Task brief -> Copy out the entries exactly, and wherever a picture appears, leave it out.

(Dataset items)
[Start of Attachment]

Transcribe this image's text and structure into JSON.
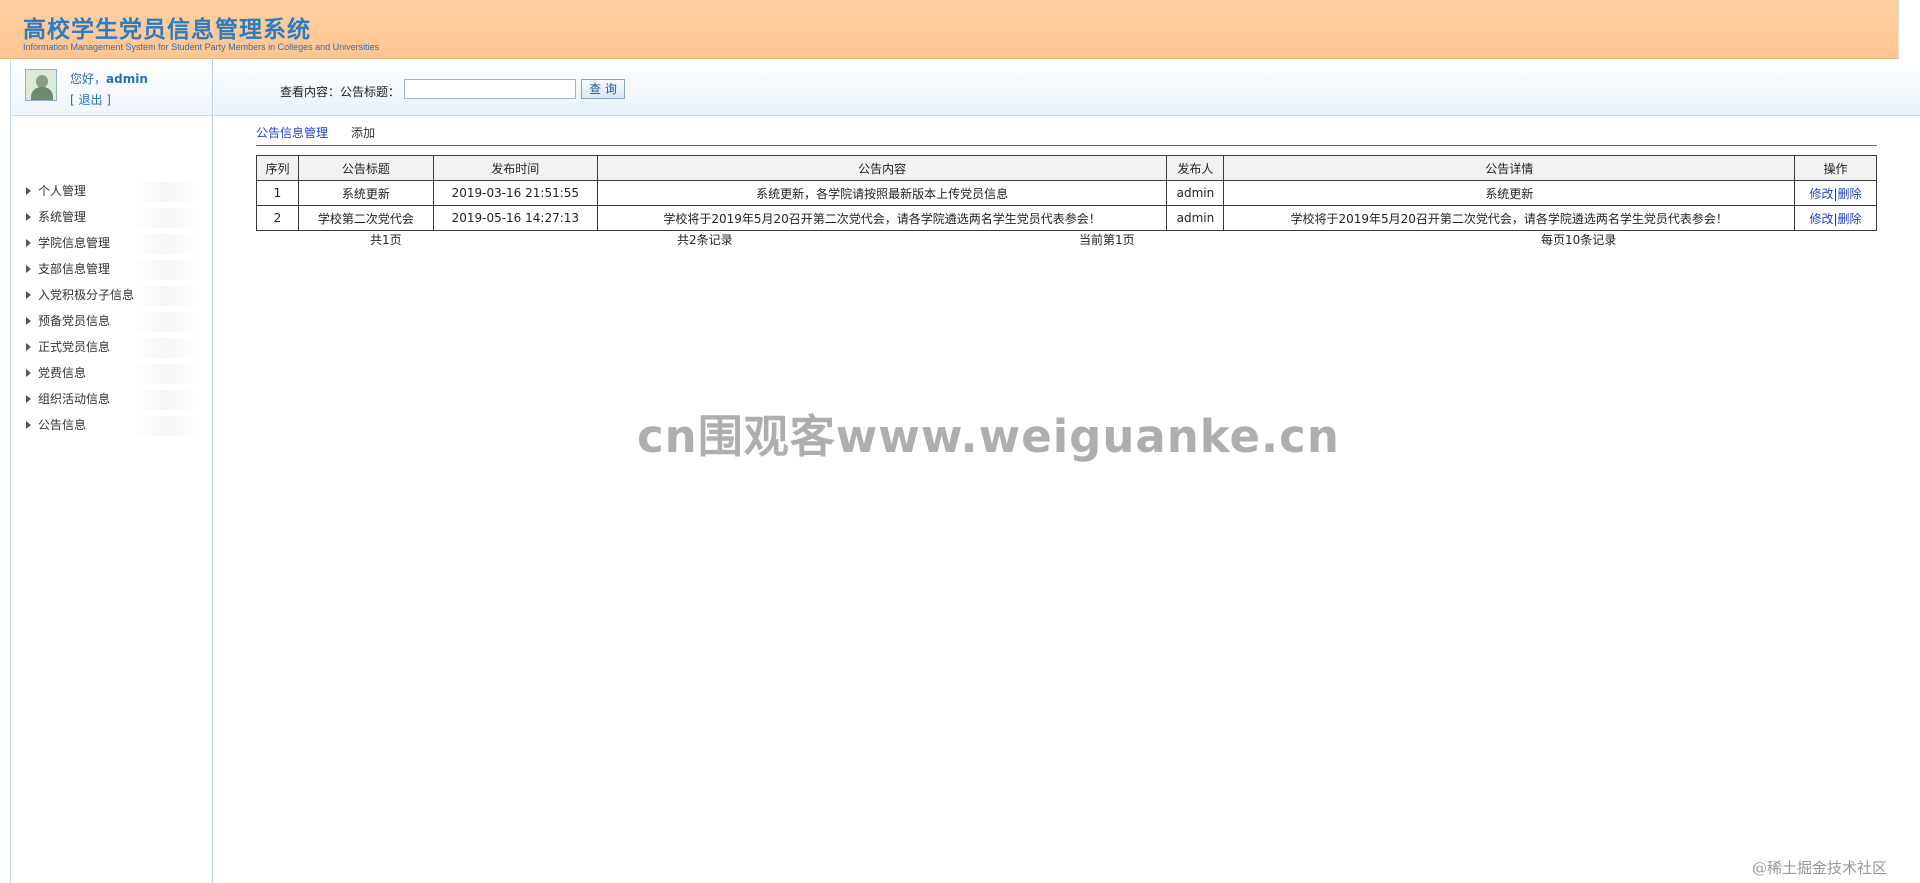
{
  "header": {
    "title": "高校学生党员信息管理系统",
    "subtitle": "Information Management System for Student Party Members in Colleges and Universities"
  },
  "user": {
    "greeting": "您好，",
    "name": "admin",
    "logout": "[ 退出 ]"
  },
  "sidebar": {
    "items": [
      {
        "label": "个人管理"
      },
      {
        "label": "系统管理"
      },
      {
        "label": "学院信息管理"
      },
      {
        "label": "支部信息管理"
      },
      {
        "label": "入党积极分子信息"
      },
      {
        "label": "预备党员信息"
      },
      {
        "label": "正式党员信息"
      },
      {
        "label": "党费信息"
      },
      {
        "label": "组织活动信息"
      },
      {
        "label": "公告信息"
      }
    ]
  },
  "search": {
    "label": "查看内容：公告标题：",
    "value": "",
    "button": "查 询"
  },
  "tabs": {
    "manage": "公告信息管理",
    "add": "添加"
  },
  "table": {
    "columns": [
      "序列",
      "公告标题",
      "发布时间",
      "公告内容",
      "发布人",
      "公告详情",
      "操作"
    ],
    "rows": [
      {
        "index": "1",
        "title": "系统更新",
        "time": "2019-03-16 21:51:55",
        "content": "系统更新，各学院请按照最新版本上传党员信息",
        "publisher": "admin",
        "detail": "系统更新",
        "edit": "修改",
        "sep": "|",
        "delete": "删除"
      },
      {
        "index": "2",
        "title": "学校第二次党代会",
        "time": "2019-05-16 14:27:13",
        "content": "学校将于2019年5月20召开第二次党代会，请各学院遴选两名学生党员代表参会！",
        "publisher": "admin",
        "detail": "学校将于2019年5月20召开第二次党代会，请各学院遴选两名学生党员代表参会！",
        "edit": "修改",
        "sep": "|",
        "delete": "删除"
      }
    ]
  },
  "pager": {
    "total_pages": "共1页",
    "total_records": "共2条记录",
    "current": "当前第1页",
    "per_page": "每页10条记录"
  },
  "watermarks": {
    "center": "cn围观客www.weiguanke.cn",
    "corner": "@稀土掘金技术社区"
  }
}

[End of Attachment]

Answer box ->
Transcribe this image's text and structure into JSON.
{
  "header": {
    "title": "高校学生党员信息管理系统",
    "subtitle": "Information Management System for Student Party Members in Colleges and Universities"
  },
  "user": {
    "greeting": "您好，",
    "name": "admin",
    "logout": "[ 退出 ]"
  },
  "sidebar": {
    "items": [
      {
        "label": "个人管理"
      },
      {
        "label": "系统管理"
      },
      {
        "label": "学院信息管理"
      },
      {
        "label": "支部信息管理"
      },
      {
        "label": "入党积极分子信息"
      },
      {
        "label": "预备党员信息"
      },
      {
        "label": "正式党员信息"
      },
      {
        "label": "党费信息"
      },
      {
        "label": "组织活动信息"
      },
      {
        "label": "公告信息"
      }
    ]
  },
  "search": {
    "label": "查看内容：公告标题：",
    "value": "",
    "button": "查 询"
  },
  "tabs": {
    "manage": "公告信息管理",
    "add": "添加"
  },
  "table": {
    "columns": [
      "序列",
      "公告标题",
      "发布时间",
      "公告内容",
      "发布人",
      "公告详情",
      "操作"
    ],
    "rows": [
      {
        "index": "1",
        "title": "系统更新",
        "time": "2019-03-16 21:51:55",
        "content": "系统更新，各学院请按照最新版本上传党员信息",
        "publisher": "admin",
        "detail": "系统更新",
        "edit": "修改",
        "sep": "|",
        "delete": "删除"
      },
      {
        "index": "2",
        "title": "学校第二次党代会",
        "time": "2019-05-16 14:27:13",
        "content": "学校将于2019年5月20召开第二次党代会，请各学院遴选两名学生党员代表参会！",
        "publisher": "admin",
        "detail": "学校将于2019年5月20召开第二次党代会，请各学院遴选两名学生党员代表参会！",
        "edit": "修改",
        "sep": "|",
        "delete": "删除"
      }
    ]
  },
  "pager": {
    "total_pages": "共1页",
    "total_records": "共2条记录",
    "current": "当前第1页",
    "per_page": "每页10条记录"
  },
  "watermarks": {
    "center": "cn围观客www.weiguanke.cn",
    "corner": "@稀土掘金技术社区"
  }
}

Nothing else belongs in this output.